## What is expected
Copy out all lines in the data below containing the string "课堂笔记".

Top of Records supplied

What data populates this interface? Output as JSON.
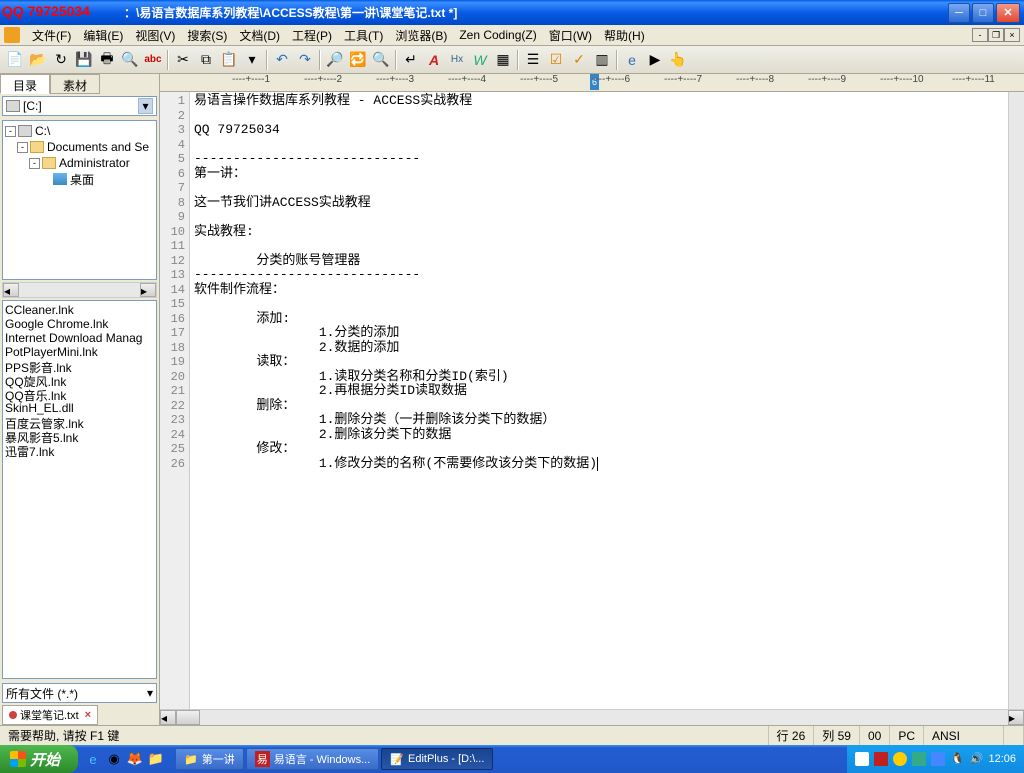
{
  "watermark": "QQ 79725034",
  "title": "：\\易语言数据库系列教程\\ACCESS教程\\第一讲\\课堂笔记.txt *]",
  "menu": {
    "file": "文件(F)",
    "edit": "编辑(E)",
    "view": "视图(V)",
    "search": "搜索(S)",
    "document": "文档(D)",
    "project": "工程(P)",
    "tools": "工具(T)",
    "browser": "浏览器(B)",
    "zen": "Zen Coding(Z)",
    "window": "窗口(W)",
    "help": "帮助(H)"
  },
  "sidebar": {
    "tabs": {
      "dir": "目录",
      "material": "素材"
    },
    "drive": "[C:]",
    "tree": {
      "root": "C:\\",
      "docs": "Documents and Se",
      "admin": "Administrator",
      "desktop": "桌面"
    },
    "files": [
      "CCleaner.lnk",
      "Google Chrome.lnk",
      "Internet Download Manag",
      "PotPlayerMini.lnk",
      "PPS影音.lnk",
      "QQ旋风.lnk",
      "QQ音乐.lnk",
      "SkinH_EL.dll",
      "百度云管家.lnk",
      "暴风影音5.lnk",
      "迅雷7.lnk"
    ],
    "filter": "所有文件 (*.*)",
    "doctab": "课堂笔记.txt"
  },
  "ruler_active": "6",
  "lines": [
    "易语言操作数据库系列教程 - ACCESS实战教程",
    "",
    "QQ 79725034",
    "",
    "-----------------------------",
    "第一讲：",
    "",
    "这一节我们讲ACCESS实战教程",
    "",
    "实战教程:",
    "",
    "        分类的账号管理器",
    "-----------------------------",
    "软件制作流程：",
    "",
    "        添加:",
    "                1.分类的添加",
    "                2.数据的添加",
    "        读取：",
    "                1.读取分类名称和分类ID(索引)",
    "                2.再根据分类ID读取数据",
    "        删除：",
    "                1.删除分类（一并删除该分类下的数据）",
    "                2.删除该分类下的数据",
    "        修改：",
    "                1.修改分类的名称(不需要修改该分类下的数据)"
  ],
  "status": {
    "help": "需要帮助, 请按 F1 键",
    "line_lbl": "行",
    "line_val": "26",
    "col_lbl": "列",
    "col_val": "59",
    "extra": "00",
    "mode": "PC",
    "encoding": "ANSI"
  },
  "taskbar": {
    "start": "开始",
    "tasks": {
      "folder": "第一讲",
      "yi": "易语言 - Windows...",
      "ep": "EditPlus - [D:\\..."
    },
    "clock": "12:06"
  }
}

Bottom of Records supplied

## Solution to the problem
  "title": "：\\易语言数据库系列教程\\ACCESS教程\\第一讲\\课堂笔记.txt *]",
    "doctab": "课堂笔记.txt"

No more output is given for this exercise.